The idea of connecting the two towers of Witte was developed by a group of four engineering students doing their final project on campus. Director of Residence Hall Facilities Mike Kinderman kept their ideas in mind to ensure that the building’s update benefits students.

 “The renovations were very concentrated on expanding and improving common area spaces. Before we started our master plan, we sat down with residents and talked to them about what they were looking for, and we found a lot of people who were focused on that community space piece,” Kinderman said.

Photo: Tables in the student lounge

The student lounges in Witte will have study areas. Photo courtesy of University Housing

With renovations almost complete, University Housing is excited to show off all of its hard work. An open house for all campus employees will be held from 1 to 4 p.m. August 15 for those who want to get a first look. Click here to RSVP. 

“University Housing has always been in the business of helping our residents flourish at the university, and this renovation gave us the opportunity to breathe new life into Witte Hall for today’s modern connected student body,” University Housing’s Associate Director of Capital Projects Adam Rittel said.

Photo: A two-story student lounge in Witte Hall.

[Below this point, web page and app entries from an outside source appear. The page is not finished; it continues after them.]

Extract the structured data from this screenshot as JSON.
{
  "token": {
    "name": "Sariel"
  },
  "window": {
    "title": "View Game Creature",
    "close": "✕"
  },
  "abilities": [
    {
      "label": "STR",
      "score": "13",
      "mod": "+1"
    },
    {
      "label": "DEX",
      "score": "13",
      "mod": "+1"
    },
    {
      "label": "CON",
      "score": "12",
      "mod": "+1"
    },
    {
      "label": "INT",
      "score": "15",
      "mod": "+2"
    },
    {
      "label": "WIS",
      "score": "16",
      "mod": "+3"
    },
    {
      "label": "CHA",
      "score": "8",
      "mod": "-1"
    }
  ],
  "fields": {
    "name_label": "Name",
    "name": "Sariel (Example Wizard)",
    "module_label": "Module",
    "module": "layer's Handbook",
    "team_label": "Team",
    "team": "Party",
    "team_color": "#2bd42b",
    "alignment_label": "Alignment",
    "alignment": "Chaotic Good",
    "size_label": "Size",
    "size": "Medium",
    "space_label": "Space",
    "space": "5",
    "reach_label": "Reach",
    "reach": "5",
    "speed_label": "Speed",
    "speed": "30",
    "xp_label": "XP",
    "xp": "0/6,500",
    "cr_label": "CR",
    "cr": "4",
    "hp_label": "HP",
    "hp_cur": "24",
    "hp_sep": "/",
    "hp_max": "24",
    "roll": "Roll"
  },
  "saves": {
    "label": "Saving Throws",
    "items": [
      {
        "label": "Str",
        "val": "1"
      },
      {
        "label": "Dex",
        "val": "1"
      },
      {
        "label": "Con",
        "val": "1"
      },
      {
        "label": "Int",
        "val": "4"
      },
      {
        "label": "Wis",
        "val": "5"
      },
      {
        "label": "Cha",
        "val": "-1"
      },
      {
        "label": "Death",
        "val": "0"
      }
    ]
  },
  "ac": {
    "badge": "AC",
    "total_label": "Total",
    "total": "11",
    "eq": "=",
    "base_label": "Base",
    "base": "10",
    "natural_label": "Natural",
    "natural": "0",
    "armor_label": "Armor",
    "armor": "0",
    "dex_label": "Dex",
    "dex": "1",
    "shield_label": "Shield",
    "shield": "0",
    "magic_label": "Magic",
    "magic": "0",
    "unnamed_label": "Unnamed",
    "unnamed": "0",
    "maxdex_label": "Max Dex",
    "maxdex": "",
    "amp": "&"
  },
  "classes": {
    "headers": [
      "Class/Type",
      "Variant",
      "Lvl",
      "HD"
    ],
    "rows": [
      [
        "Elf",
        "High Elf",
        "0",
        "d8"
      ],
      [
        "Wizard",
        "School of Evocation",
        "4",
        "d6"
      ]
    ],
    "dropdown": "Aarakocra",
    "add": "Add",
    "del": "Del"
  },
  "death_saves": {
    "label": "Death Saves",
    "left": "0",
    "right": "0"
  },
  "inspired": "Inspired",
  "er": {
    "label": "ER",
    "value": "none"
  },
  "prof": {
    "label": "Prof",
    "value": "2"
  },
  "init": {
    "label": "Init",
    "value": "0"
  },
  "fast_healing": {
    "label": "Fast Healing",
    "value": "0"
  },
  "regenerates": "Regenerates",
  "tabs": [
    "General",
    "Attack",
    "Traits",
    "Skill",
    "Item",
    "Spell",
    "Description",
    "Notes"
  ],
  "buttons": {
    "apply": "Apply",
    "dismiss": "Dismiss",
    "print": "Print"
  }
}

The dens in the connecting tower will now be two stories connected by a staircase, with an open area where you can look down from the upper level to the lower level. Photo courtesy of University Housing.

As is the case with many renovation projects, aspects of the building were not able to be changed. The ceiling heights and room sizes will remain the same, but their appearances have received a major facelift. The common areas, however, will be bigger. The dens in the connecting tower will now be two stories connected by a staircase, with an open area where you can look down from the upper level to the lower level. There will also be a larger kitchen, a larger laundry room, two music practice rooms and private study rooms.

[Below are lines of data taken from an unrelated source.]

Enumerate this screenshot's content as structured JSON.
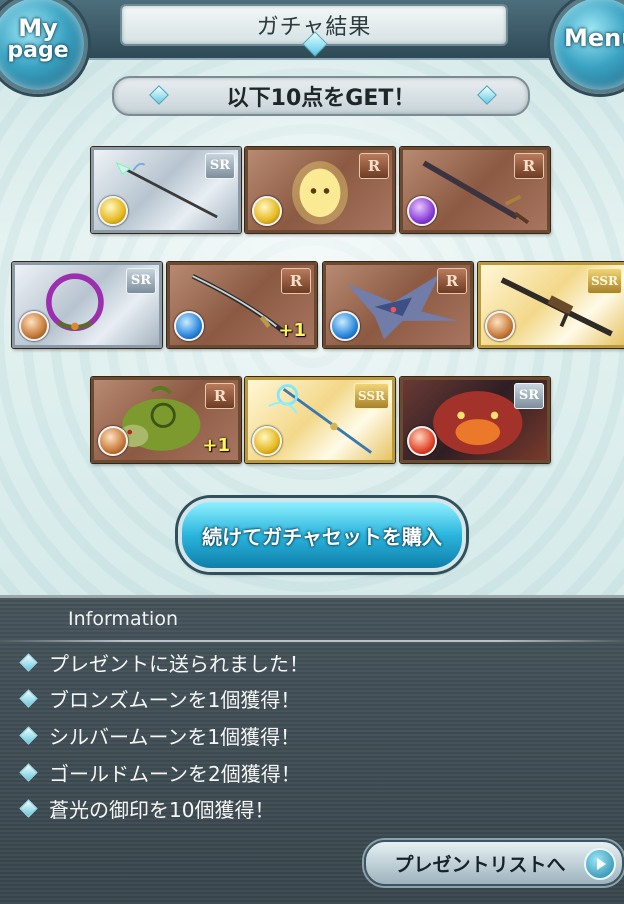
{
  "header": {
    "mypage_line1": "My",
    "mypage_line2": "page",
    "title": "ガチャ結果",
    "menu_label": "Menu"
  },
  "banner": {
    "text": "以下10点をGET！"
  },
  "cards": [
    {
      "rarity": "SR",
      "element": "light",
      "kind": "spear",
      "bg": "sr",
      "bonus": ""
    },
    {
      "rarity": "R",
      "element": "light",
      "kind": "spirit",
      "bg": "r",
      "bonus": ""
    },
    {
      "rarity": "R",
      "element": "dark",
      "kind": "sword",
      "bg": "r",
      "bonus": ""
    },
    {
      "rarity": "SR",
      "element": "earth",
      "kind": "ring",
      "bg": "sr",
      "bonus": ""
    },
    {
      "rarity": "R",
      "element": "water",
      "kind": "katana",
      "bg": "r",
      "bonus": "+1"
    },
    {
      "rarity": "R",
      "element": "water",
      "kind": "dragon",
      "bg": "r",
      "bonus": ""
    },
    {
      "rarity": "SSR",
      "element": "earth",
      "kind": "gun",
      "bg": "ssr",
      "bonus": ""
    },
    {
      "rarity": "R",
      "element": "earth",
      "kind": "turtle",
      "bg": "r",
      "bonus": "+1"
    },
    {
      "rarity": "SSR",
      "element": "light",
      "kind": "staff",
      "bg": "ssr",
      "bonus": ""
    },
    {
      "rarity": "SR",
      "element": "fire",
      "kind": "beast",
      "bg": "dark",
      "bonus": ""
    }
  ],
  "buy_button": {
    "label": "続けてガチャセットを購入"
  },
  "info": {
    "heading": "Information",
    "messages": [
      "プレゼントに送られました！",
      "ブロンズムーンを1個獲得！",
      "シルバームーンを1個獲得！",
      "ゴールドムーンを2個獲得！",
      "蒼光の御印を10個獲得！"
    ],
    "present_button": "プレゼントリストへ"
  }
}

“Basic room layouts have not holistically changed from 1964, but the demand for increased community space has risen steeply. This flexible space outside of the resident room is a premium for today’s student, as many folks prefer to stay in the hall to study and connect with classmates versus going to another place on campus,” Rittel said.

Photo: Couches in the student lounge

The new lounges will have plenty of spaces for students to gather. Photo courtesy of Student Housing

Additionally, the building will feature an added 11th floor, new ADA-capable resident rooms, improved elevators, expanded bathrooms, an update to all mechanical and life safety systems to meet current design standards for energy efficiency and longevity. Witte will also include a single-user non-gendered bathroom added to each floor, improved security, open floor plan on lower levels with an overlook into the basement, improved outdoor spaces with sand volleyball courts and additional bike parking and a new capacity of 1,258 residents plus 30 live-in staff.

Photo: Inside a dorm room.

The size and ceiling heights of the student dorm rooms remain the same, but their appearances have received a major facelift. Photo courtesy of University Housing

The resident rooms themselves will now feature new windows, air conditioning, individual temperature controls, carpet, new lighting, new furniture and, perhaps most importantly to the students, high-speed wireless access points for each individual room. This offers another important insight into what is important to the students today that has changed since the building was built in 1964. 

“Technology has changed the amenities in the rooms dramatically, from the original common area phone booths that were removed in this project, to today’s standard of having hospitality wireless access points in every room, with a cable TV connection. Students today require fast internet for everything from academics, to staying connected with friends, and even binge-watching the newest Netflix series. We updated the building to the newest standards for bandwidth capacity which enable us to allow all of the students to have multiple devices that use WiFi to stay connected wherever they travel,” Rittel said.